Leave out the pictures, then return the records word for word.

Material provided Block Start

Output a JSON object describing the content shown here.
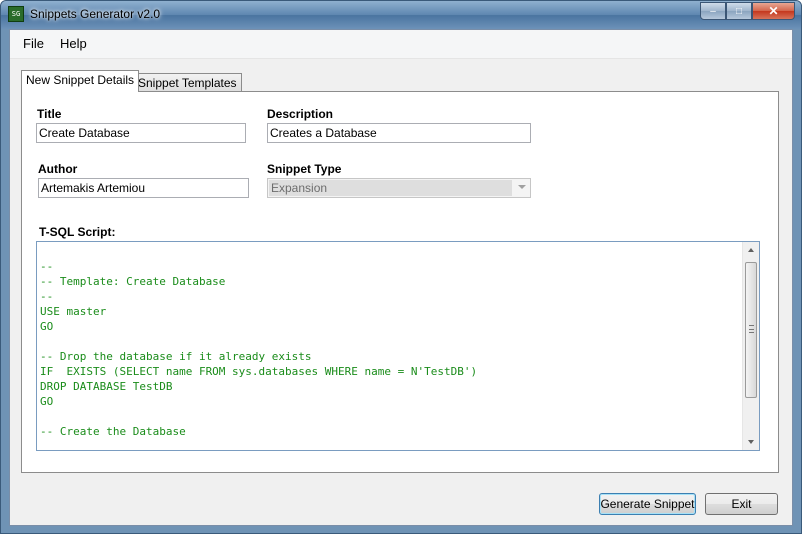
{
  "window": {
    "title": "Snippets Generator v2.0",
    "icon": "app-icon",
    "icon_text": "SG"
  },
  "menu": {
    "file": "File",
    "help": "Help"
  },
  "tabs": [
    {
      "label": "New Snippet Details",
      "active": true
    },
    {
      "label": "Snippet Templates",
      "active": false
    }
  ],
  "form": {
    "title_label": "Title",
    "title_value": "Create Database",
    "description_label": "Description",
    "description_value": "Creates a Database",
    "author_label": "Author",
    "author_value": "Artemakis Artemiou",
    "snippet_type_label": "Snippet Type",
    "snippet_type_value": "Expansion",
    "script_label": "T-SQL Script:",
    "script_lines": [
      "--",
      "-- Template: Create Database",
      "--",
      "USE master",
      "GO",
      "",
      "-- Drop the database if it already exists",
      "IF  EXISTS (SELECT name FROM sys.databases WHERE name = N'TestDB')",
      "DROP DATABASE TestDB",
      "GO",
      "",
      "-- Create the Database"
    ]
  },
  "buttons": {
    "generate": "Generate Snippet",
    "exit": "Exit"
  },
  "colors": {
    "code_text": "#1a8c1a",
    "titlebar": "#5e86b0"
  }
}
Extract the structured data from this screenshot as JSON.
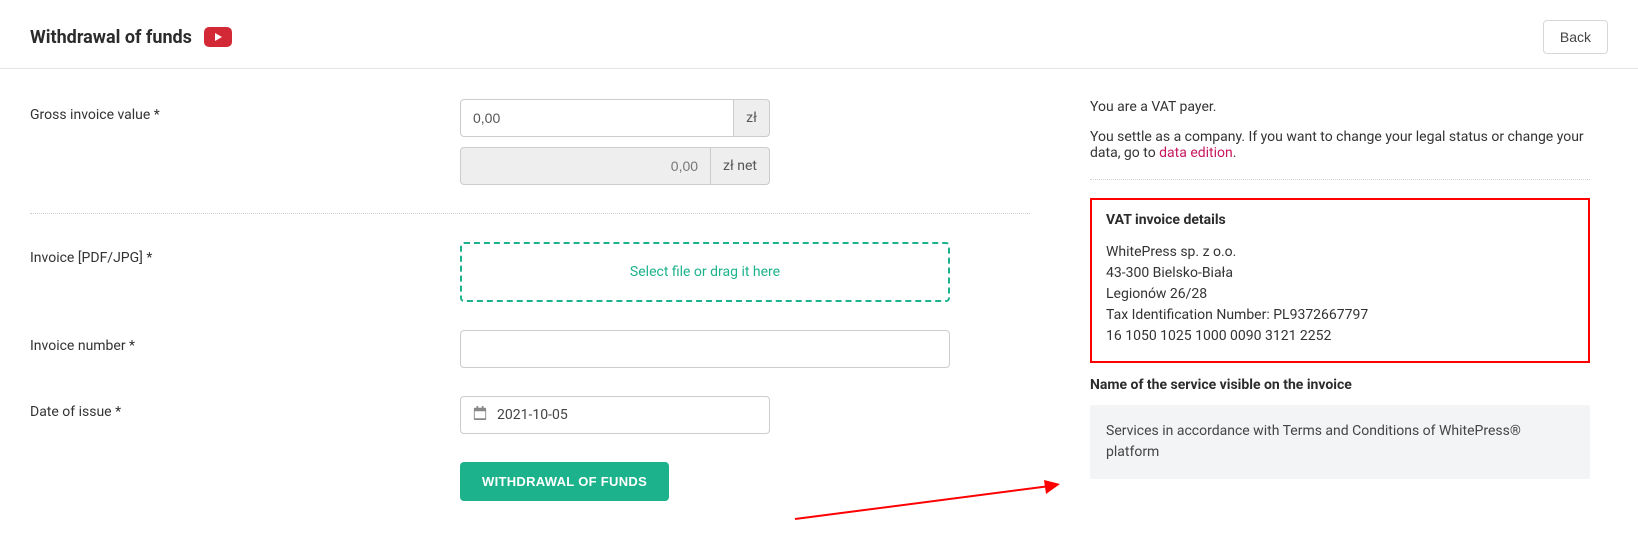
{
  "header": {
    "title": "Withdrawal of funds",
    "back_label": "Back"
  },
  "form": {
    "gross_invoice_label": "Gross invoice value  *",
    "gross_value": "0,00",
    "gross_suffix": "zł",
    "net_value": "0,00",
    "net_suffix": "zł net",
    "file_label": "Invoice [PDF/JPG] *",
    "file_drop_text": "Select file or drag it here",
    "invoice_number_label": "Invoice number *",
    "invoice_number_value": "",
    "date_label": "Date of issue *",
    "date_value": "2021-10-05",
    "submit_label": "WITHDRAWAL OF FUNDS"
  },
  "side": {
    "vat_payer_text": "You are a VAT payer.",
    "settle_text_prefix": "You settle as a company. If you want to change your legal status or change your data, go to ",
    "settle_link": "data edition",
    "settle_text_suffix": ".",
    "invoice_details_title": "VAT invoice details",
    "company_name": "WhitePress sp. z o.o.",
    "company_city": "43-300 Bielsko-Biała",
    "company_street": "Legionów 26/28",
    "tax_id": "Tax Identification Number: PL9372667797",
    "bank": "16 1050 1025 1000 0090 3121 2252",
    "service_name_label": "Name of the service visible on the invoice",
    "service_text": "Services in accordance with Terms and Conditions of WhitePress® platform"
  }
}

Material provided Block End

Answer for the task:
Output a JSON object describing the content shown here.
{
  "window": {
    "title": "Snippets Generator v2.0",
    "icon": "app-icon",
    "icon_text": "SG"
  },
  "menu": {
    "file": "File",
    "help": "Help"
  },
  "tabs": [
    {
      "label": "New Snippet Details",
      "active": true
    },
    {
      "label": "Snippet Templates",
      "active": false
    }
  ],
  "form": {
    "title_label": "Title",
    "title_value": "Create Database",
    "description_label": "Description",
    "description_value": "Creates a Database",
    "author_label": "Author",
    "author_value": "Artemakis Artemiou",
    "snippet_type_label": "Snippet Type",
    "snippet_type_value": "Expansion",
    "script_label": "T-SQL Script:",
    "script_lines": [
      "--",
      "-- Template: Create Database",
      "--",
      "USE master",
      "GO",
      "",
      "-- Drop the database if it already exists",
      "IF  EXISTS (SELECT name FROM sys.databases WHERE name = N'TestDB')",
      "DROP DATABASE TestDB",
      "GO",
      "",
      "-- Create the Database"
    ]
  },
  "buttons": {
    "generate": "Generate Snippet",
    "exit": "Exit"
  },
  "colors": {
    "code_text": "#1a8c1a",
    "titlebar": "#5e86b0"
  }
}
Extract the structured data from this screenshot as JSON.
{
  "header": {
    "title": "Withdrawal of funds",
    "back_label": "Back"
  },
  "form": {
    "gross_invoice_label": "Gross invoice value  *",
    "gross_value": "0,00",
    "gross_suffix": "zł",
    "net_value": "0,00",
    "net_suffix": "zł net",
    "file_label": "Invoice [PDF/JPG] *",
    "file_drop_text": "Select file or drag it here",
    "invoice_number_label": "Invoice number *",
    "invoice_number_value": "",
    "date_label": "Date of issue *",
    "date_value": "2021-10-05",
    "submit_label": "WITHDRAWAL OF FUNDS"
  },
  "side": {
    "vat_payer_text": "You are a VAT payer.",
    "settle_text_prefix": "You settle as a company. If you want to change your legal status or change your data, go to ",
    "settle_link": "data edition",
    "settle_text_suffix": ".",
    "invoice_details_title": "VAT invoice details",
    "company_name": "WhitePress sp. z o.o.",
    "company_city": "43-300 Bielsko-Biała",
    "company_street": "Legionów 26/28",
    "tax_id": "Tax Identification Number: PL9372667797",
    "bank": "16 1050 1025 1000 0090 3121 2252",
    "service_name_label": "Name of the service visible on the invoice",
    "service_text": "Services in accordance with Terms and Conditions of WhitePress® platform"
  }
}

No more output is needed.